I was wondering if anyone has heard of people using GFI outlets mounted near the panel to supply circuits requiring a GFI breaker. I would like to know if this is a common practice among penny pinching hacks, or just urban legend.
Well if you'll allow me to digress from the GFCI issue, the code requires Ground Fault protection for Fixed Outdoor Electric Deicing and Snow Melting that is seen as a possible location for a GFCI receptacle. This should be a circuit that is protected by a breaker and can not be substituted by a a receptacle. In fact the breaker is the only device available for this type of installation. The GFPE has a trip level od 30-50 ma as I recall and the GFCI has a trip level of 4-6ma.
Re: GFI outlet in place of GFI breaker?#92521 03/21/0506:38 PM03/21/0506:38 PM
Once again, I'm in the '99 NEC but the requirements here are to be GFCI protected. It doesn't specify as to how to do this. Either a breaker or a receptacle. I prefer to use GFCI receptacles so my customers don't have to wander to the basement or garage to reset a GFCI breaker that trips when they are ready to dry their hair having just stepped out of the shower.
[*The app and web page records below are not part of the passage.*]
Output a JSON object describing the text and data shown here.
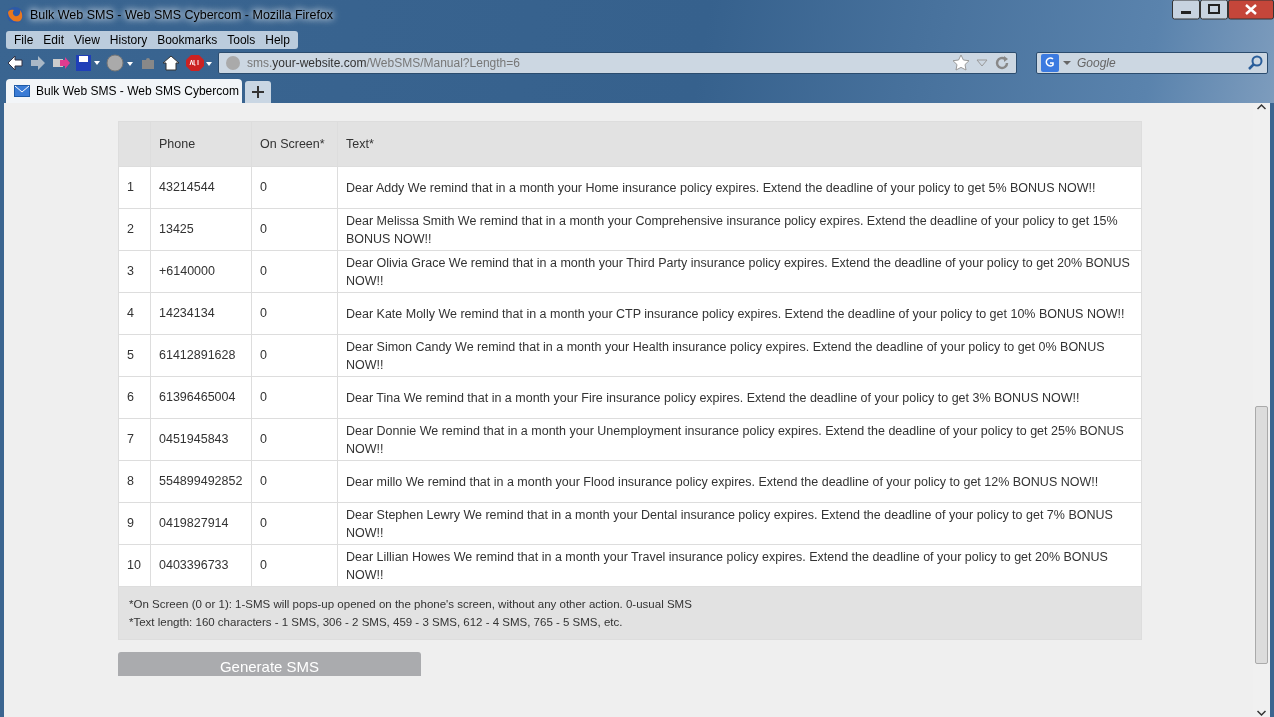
{
  "window": {
    "title": "Bulk Web SMS - Web SMS Cybercom - Mozilla Firefox"
  },
  "menu": [
    "File",
    "Edit",
    "View",
    "History",
    "Bookmarks",
    "Tools",
    "Help"
  ],
  "address_bar": {
    "prefix": "sms.",
    "domain": "your-website.com",
    "path": "/WebSMS/Manual?Length=6"
  },
  "search": {
    "placeholder": "Google"
  },
  "tabs": [
    {
      "label": "Bulk Web SMS - Web SMS Cybercom",
      "selected": true
    }
  ],
  "table": {
    "columns": [
      "Phone",
      "On Screen*",
      "Text*"
    ],
    "rows": [
      {
        "index": "1",
        "phone": "43214544",
        "on_screen": "0",
        "text": "Dear Addy We remind that in a month your Home insurance policy expires. Extend the deadline of your policy to get 5% BONUS NOW!!"
      },
      {
        "index": "2",
        "phone": "13425",
        "on_screen": "0",
        "text": "Dear Melissa Smith We remind that in a month your Comprehensive insurance policy expires. Extend the deadline of your policy to get 15% BONUS NOW!!"
      },
      {
        "index": "3",
        "phone": "+6140000",
        "on_screen": "0",
        "text": "Dear Olivia Grace We remind that in a month your Third Party insurance policy expires. Extend the deadline of your policy to get 20% BONUS NOW!!"
      },
      {
        "index": "4",
        "phone": "14234134",
        "on_screen": "0",
        "text": "Dear Kate Molly We remind that in a month your CTP insurance policy expires. Extend the deadline of your policy to get 10% BONUS NOW!!"
      },
      {
        "index": "5",
        "phone": "61412891628",
        "on_screen": "0",
        "text": "Dear Simon Candy We remind that in a month your Health insurance policy expires. Extend the deadline of your policy to get 0% BONUS NOW!!"
      },
      {
        "index": "6",
        "phone": "61396465004",
        "on_screen": "0",
        "text": "Dear Tina We remind that in a month your Fire insurance policy expires. Extend the deadline of your policy to get 3% BONUS NOW!!"
      },
      {
        "index": "7",
        "phone": "0451945843",
        "on_screen": "0",
        "text": "Dear Donnie We remind that in a month your Unemployment insurance policy expires. Extend the deadline of your policy to get 25% BONUS NOW!!"
      },
      {
        "index": "8",
        "phone": "554899492852",
        "on_screen": "0",
        "text": "Dear millo We remind that in a month your Flood insurance policy expires. Extend the deadline of your policy to get 12% BONUS NOW!!"
      },
      {
        "index": "9",
        "phone": "0419827914",
        "on_screen": "0",
        "text": "Dear Stephen Lewry We remind that in a month your Dental insurance policy expires. Extend the deadline of your policy to get 7% BONUS NOW!!"
      },
      {
        "index": "10",
        "phone": "0403396733",
        "on_screen": "0",
        "text": "Dear Lillian Howes We remind that in a month your Travel insurance policy expires. Extend the deadline of your policy to get 20% BONUS NOW!!"
      }
    ],
    "notes": [
      "*On Screen (0 or 1): 1-SMS will pops-up opened on the phone's screen, without any other action. 0-usual SMS",
      "*Text length: 160 characters - 1 SMS, 306 - 2 SMS, 459 - 3 SMS, 612 - 4 SMS, 765 - 5 SMS, etc."
    ]
  },
  "generate_button": {
    "label": "Generate SMS",
    "disabled": true
  }
}
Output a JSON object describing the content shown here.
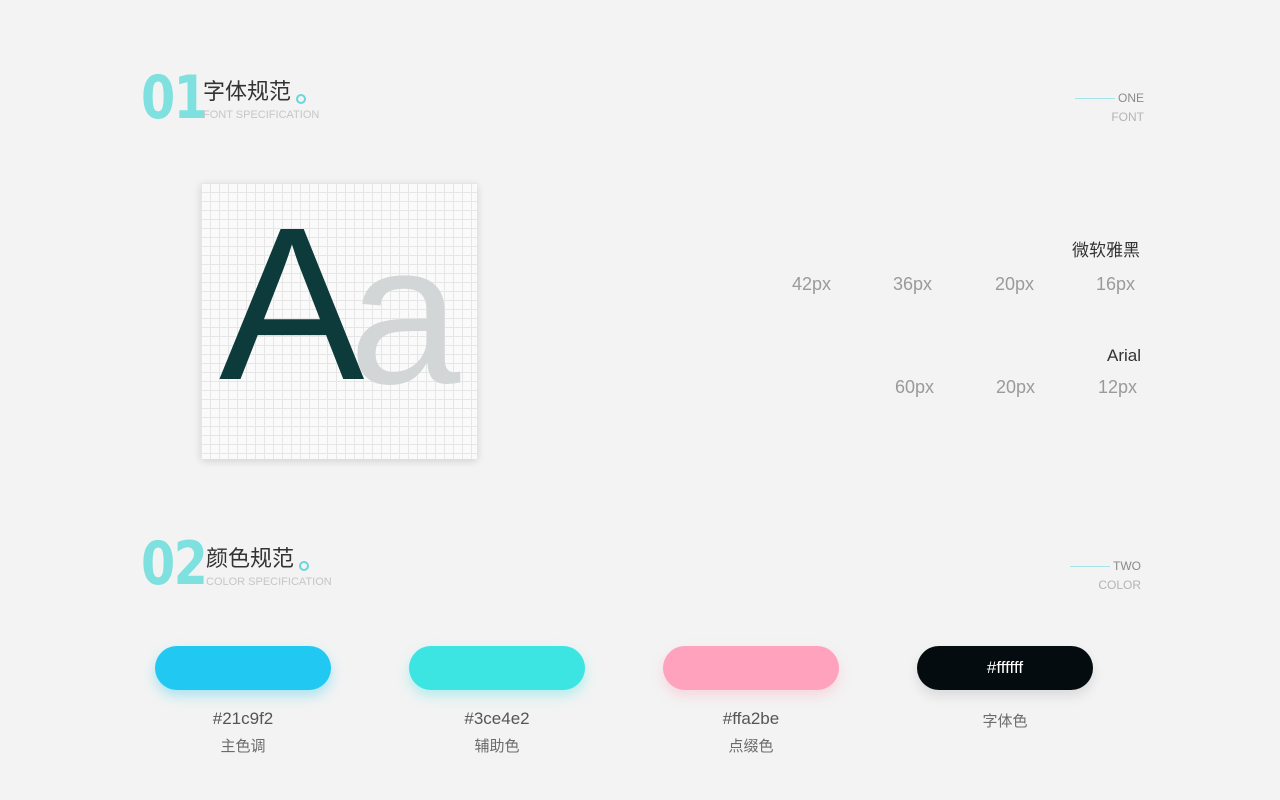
{
  "section1": {
    "number": "01",
    "title": "字体规范",
    "subtitle": "FONT SPECIFICATION",
    "tag_top": "ONE",
    "tag_bottom": "FONT"
  },
  "specimen": {
    "upper": "A",
    "lower": "a"
  },
  "fonts": [
    {
      "name": "微软雅黑",
      "sizes": [
        "42px",
        "36px",
        "20px",
        "16px"
      ]
    },
    {
      "name": "Arial",
      "sizes": [
        "60px",
        "20px",
        "12px"
      ]
    }
  ],
  "section2": {
    "number": "02",
    "title": "颜色规范",
    "subtitle": "COLOR SPECIFICATION",
    "tag_top": "TWO",
    "tag_bottom": "COLOR"
  },
  "colors": [
    {
      "hex": "#21c9f2",
      "name": "主色调",
      "label": "",
      "swatch": "#21c9f2",
      "shadow": "rgba(33,201,242,0.35)"
    },
    {
      "hex": "#3ce4e2",
      "name": "辅助色",
      "label": "",
      "swatch": "#3ce4e2",
      "shadow": "rgba(60,228,226,0.35)"
    },
    {
      "hex": "#ffa2be",
      "name": "点缀色",
      "label": "",
      "swatch": "#ffa2be",
      "shadow": "rgba(255,162,190,0.35)"
    },
    {
      "hex": "",
      "name": "字体色",
      "label": "#ffffff",
      "swatch": "#050c0f",
      "shadow": "rgba(0,0,0,0.1)"
    }
  ],
  "theme": {
    "background": "#f3f3f3",
    "accent": "#7fe0e0",
    "glyph_dark": "#0d3a3a",
    "glyph_light": "#d3d6d7"
  }
}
That said, it is the choice of the designer.
Re: GFI outlet in place of GFI breaker?#92523 03/21/0508:26 PM03/21/0508:26 PM